Aim of the exercise:
Copy the entries exactly. Leave nothing out and add nothing.

Component data from apps and pages:
• • • • •
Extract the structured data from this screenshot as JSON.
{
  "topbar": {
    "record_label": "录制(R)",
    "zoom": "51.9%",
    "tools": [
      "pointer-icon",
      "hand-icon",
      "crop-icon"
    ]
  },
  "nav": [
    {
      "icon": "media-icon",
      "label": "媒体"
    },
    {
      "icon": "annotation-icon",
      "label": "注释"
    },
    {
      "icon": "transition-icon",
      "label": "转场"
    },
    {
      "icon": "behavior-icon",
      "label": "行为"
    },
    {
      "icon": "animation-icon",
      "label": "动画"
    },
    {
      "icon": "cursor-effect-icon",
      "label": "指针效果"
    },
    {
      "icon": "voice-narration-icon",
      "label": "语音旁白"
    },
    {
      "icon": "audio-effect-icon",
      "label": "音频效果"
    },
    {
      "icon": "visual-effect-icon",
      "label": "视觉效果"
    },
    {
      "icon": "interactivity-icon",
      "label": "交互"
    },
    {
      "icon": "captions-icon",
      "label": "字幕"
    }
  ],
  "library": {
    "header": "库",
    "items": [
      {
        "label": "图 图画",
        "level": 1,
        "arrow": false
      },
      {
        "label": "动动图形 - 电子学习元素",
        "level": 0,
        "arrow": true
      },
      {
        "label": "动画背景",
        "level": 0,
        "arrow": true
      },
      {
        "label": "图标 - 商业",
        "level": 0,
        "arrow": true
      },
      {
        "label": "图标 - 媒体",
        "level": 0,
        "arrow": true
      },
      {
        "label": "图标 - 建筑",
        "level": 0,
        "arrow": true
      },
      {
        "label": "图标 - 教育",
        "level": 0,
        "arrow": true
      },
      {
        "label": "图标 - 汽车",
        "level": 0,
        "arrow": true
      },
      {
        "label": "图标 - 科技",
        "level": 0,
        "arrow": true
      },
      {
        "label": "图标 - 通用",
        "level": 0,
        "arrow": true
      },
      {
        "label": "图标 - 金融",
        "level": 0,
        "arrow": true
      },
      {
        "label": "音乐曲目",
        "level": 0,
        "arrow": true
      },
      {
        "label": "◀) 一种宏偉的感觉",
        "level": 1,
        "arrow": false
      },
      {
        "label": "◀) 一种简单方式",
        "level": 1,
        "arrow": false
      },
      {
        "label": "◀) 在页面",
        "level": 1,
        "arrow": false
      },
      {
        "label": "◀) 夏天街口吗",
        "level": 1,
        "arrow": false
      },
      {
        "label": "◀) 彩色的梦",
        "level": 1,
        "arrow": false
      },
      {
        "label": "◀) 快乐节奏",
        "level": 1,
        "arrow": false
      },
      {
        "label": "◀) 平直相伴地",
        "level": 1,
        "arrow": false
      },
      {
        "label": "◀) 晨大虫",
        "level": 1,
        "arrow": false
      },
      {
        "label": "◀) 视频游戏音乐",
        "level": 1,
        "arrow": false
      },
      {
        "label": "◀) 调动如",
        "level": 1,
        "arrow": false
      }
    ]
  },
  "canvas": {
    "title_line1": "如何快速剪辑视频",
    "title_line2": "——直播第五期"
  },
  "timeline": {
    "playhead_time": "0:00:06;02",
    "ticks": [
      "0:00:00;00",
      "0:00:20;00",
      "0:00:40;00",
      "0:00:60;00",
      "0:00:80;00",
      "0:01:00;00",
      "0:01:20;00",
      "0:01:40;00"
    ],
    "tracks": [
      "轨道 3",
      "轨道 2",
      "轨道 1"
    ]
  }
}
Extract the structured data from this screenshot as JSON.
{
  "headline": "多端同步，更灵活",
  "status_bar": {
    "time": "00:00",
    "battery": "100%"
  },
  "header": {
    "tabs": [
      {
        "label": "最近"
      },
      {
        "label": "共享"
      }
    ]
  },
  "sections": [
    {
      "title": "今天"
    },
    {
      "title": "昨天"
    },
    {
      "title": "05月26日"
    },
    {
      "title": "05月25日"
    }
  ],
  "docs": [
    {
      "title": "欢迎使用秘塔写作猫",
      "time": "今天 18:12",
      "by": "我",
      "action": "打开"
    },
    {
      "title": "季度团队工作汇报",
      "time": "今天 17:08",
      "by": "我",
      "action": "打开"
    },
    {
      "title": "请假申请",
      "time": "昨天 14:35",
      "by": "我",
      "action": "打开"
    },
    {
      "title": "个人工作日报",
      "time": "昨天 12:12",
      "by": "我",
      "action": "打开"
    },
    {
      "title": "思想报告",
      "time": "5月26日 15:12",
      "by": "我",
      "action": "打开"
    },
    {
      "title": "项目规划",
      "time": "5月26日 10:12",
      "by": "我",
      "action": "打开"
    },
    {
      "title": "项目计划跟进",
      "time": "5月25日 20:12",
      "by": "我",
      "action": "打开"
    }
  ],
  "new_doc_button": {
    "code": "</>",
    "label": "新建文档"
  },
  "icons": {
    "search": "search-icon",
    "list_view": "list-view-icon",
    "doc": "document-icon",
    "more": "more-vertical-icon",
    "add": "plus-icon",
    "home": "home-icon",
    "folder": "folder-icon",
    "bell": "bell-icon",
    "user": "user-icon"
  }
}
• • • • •
Reply:
Extract the structured data from this screenshot as JSON.
{
  "topbar": {
    "record_label": "录制(R)",
    "zoom": "51.9%",
    "tools": [
      "pointer-icon",
      "hand-icon",
      "crop-icon"
    ]
  },
  "nav": [
    {
      "icon": "media-icon",
      "label": "媒体"
    },
    {
      "icon": "annotation-icon",
      "label": "注释"
    },
    {
      "icon": "transition-icon",
      "label": "转场"
    },
    {
      "icon": "behavior-icon",
      "label": "行为"
    },
    {
      "icon": "animation-icon",
      "label": "动画"
    },
    {
      "icon": "cursor-effect-icon",
      "label": "指针效果"
    },
    {
      "icon": "voice-narration-icon",
      "label": "语音旁白"
    },
    {
      "icon": "audio-effect-icon",
      "label": "音频效果"
    },
    {
      "icon": "visual-effect-icon",
      "label": "视觉效果"
    },
    {
      "icon": "interactivity-icon",
      "label": "交互"
    },
    {
      "icon": "captions-icon",
      "label": "字幕"
    }
  ],
  "library": {
    "header": "库",
    "items": [
      {
        "label": "图 图画",
        "level": 1,
        "arrow": false
      },
      {
        "label": "动动图形 - 电子学习元素",
        "level": 0,
        "arrow": true
      },
      {
        "label": "动画背景",
        "level": 0,
        "arrow": true
      },
      {
        "label": "图标 - 商业",
        "level": 0,
        "arrow": true
      },
      {
        "label": "图标 - 媒体",
        "level": 0,
        "arrow": true
      },
      {
        "label": "图标 - 建筑",
        "level": 0,
        "arrow": true
      },
      {
        "label": "图标 - 教育",
        "level": 0,
        "arrow": true
      },
      {
        "label": "图标 - 汽车",
        "level": 0,
        "arrow": true
      },
      {
        "label": "图标 - 科技",
        "level": 0,
        "arrow": true
      },
      {
        "label": "图标 - 通用",
        "level": 0,
        "arrow": true
      },
      {
        "label": "图标 - 金融",
        "level": 0,
        "arrow": true
      },
      {
        "label": "音乐曲目",
        "level": 0,
        "arrow": true
      },
      {
        "label": "◀) 一种宏偉的感觉",
        "level": 1,
        "arrow": false
      },
      {
        "label": "◀) 一种简单方式",
        "level": 1,
        "arrow": false
      },
      {
        "label": "◀) 在页面",
        "level": 1,
        "arrow": false
      },
      {
        "label": "◀) 夏天街口吗",
        "level": 1,
        "arrow": false
      },
      {
        "label": "◀) 彩色的梦",
        "level": 1,
        "arrow": false
      },
      {
        "label": "◀) 快乐节奏",
        "level": 1,
        "arrow": false
      },
      {
        "label": "◀) 平直相伴地",
        "level": 1,
        "arrow": false
      },
      {
        "label": "◀) 晨大虫",
        "level": 1,
        "arrow": false
      },
      {
        "label": "◀) 视频游戏音乐",
        "level": 1,
        "arrow": false
      },
      {
        "label": "◀) 调动如",
        "level": 1,
        "arrow": false
      }
    ]
  },
  "canvas": {
    "title_line1": "如何快速剪辑视频",
    "title_line2": "——直播第五期"
  },
  "timeline": {
    "playhead_time": "0:00:06;02",
    "ticks": [
      "0:00:00;00",
      "0:00:20;00",
      "0:00:40;00",
      "0:00:60;00",
      "0:00:80;00",
      "0:01:00;00",
      "0:01:20;00",
      "0:01:40;00"
    ],
    "tracks": [
      "轨道 3",
      "轨道 2",
      "轨道 1"
    ]
  }
}
Extract the structured data from this screenshot as JSON.
{
  "headline": "多端同步，更灵活",
  "status_bar": {
    "time": "00:00",
    "battery": "100%"
  },
  "header": {
    "tabs": [
      {
        "label": "最近"
      },
      {
        "label": "共享"
      }
    ]
  },
  "sections": [
    {
      "title": "今天"
    },
    {
      "title": "昨天"
    },
    {
      "title": "05月26日"
    },
    {
      "title": "05月25日"
    }
  ],
  "docs": [
    {
      "title": "欢迎使用秘塔写作猫",
      "time": "今天 18:12",
      "by": "我",
      "action": "打开"
    },
    {
      "title": "季度团队工作汇报",
      "time": "今天 17:08",
      "by": "我",
      "action": "打开"
    },
    {
      "title": "请假申请",
      "time": "昨天 14:35",
      "by": "我",
      "action": "打开"
    },
    {
      "title": "个人工作日报",
      "time": "昨天 12:12",
      "by": "我",
      "action": "打开"
    },
    {
      "title": "思想报告",
      "time": "5月26日 15:12",
      "by": "我",
      "action": "打开"
    },
    {
      "title": "项目规划",
      "time": "5月26日 10:12",
      "by": "我",
      "action": "打开"
    },
    {
      "title": "项目计划跟进",
      "time": "5月25日 20:12",
      "by": "我",
      "action": "打开"
    }
  ],
  "new_doc_button": {
    "code": "</>",
    "label": "新建文档"
  },
  "icons": {
    "search": "search-icon",
    "list_view": "list-view-icon",
    "doc": "document-icon",
    "more": "more-vertical-icon",
    "add": "plus-icon",
    "home": "home-icon",
    "folder": "folder-icon",
    "bell": "bell-icon",
    "user": "user-icon"
  }
}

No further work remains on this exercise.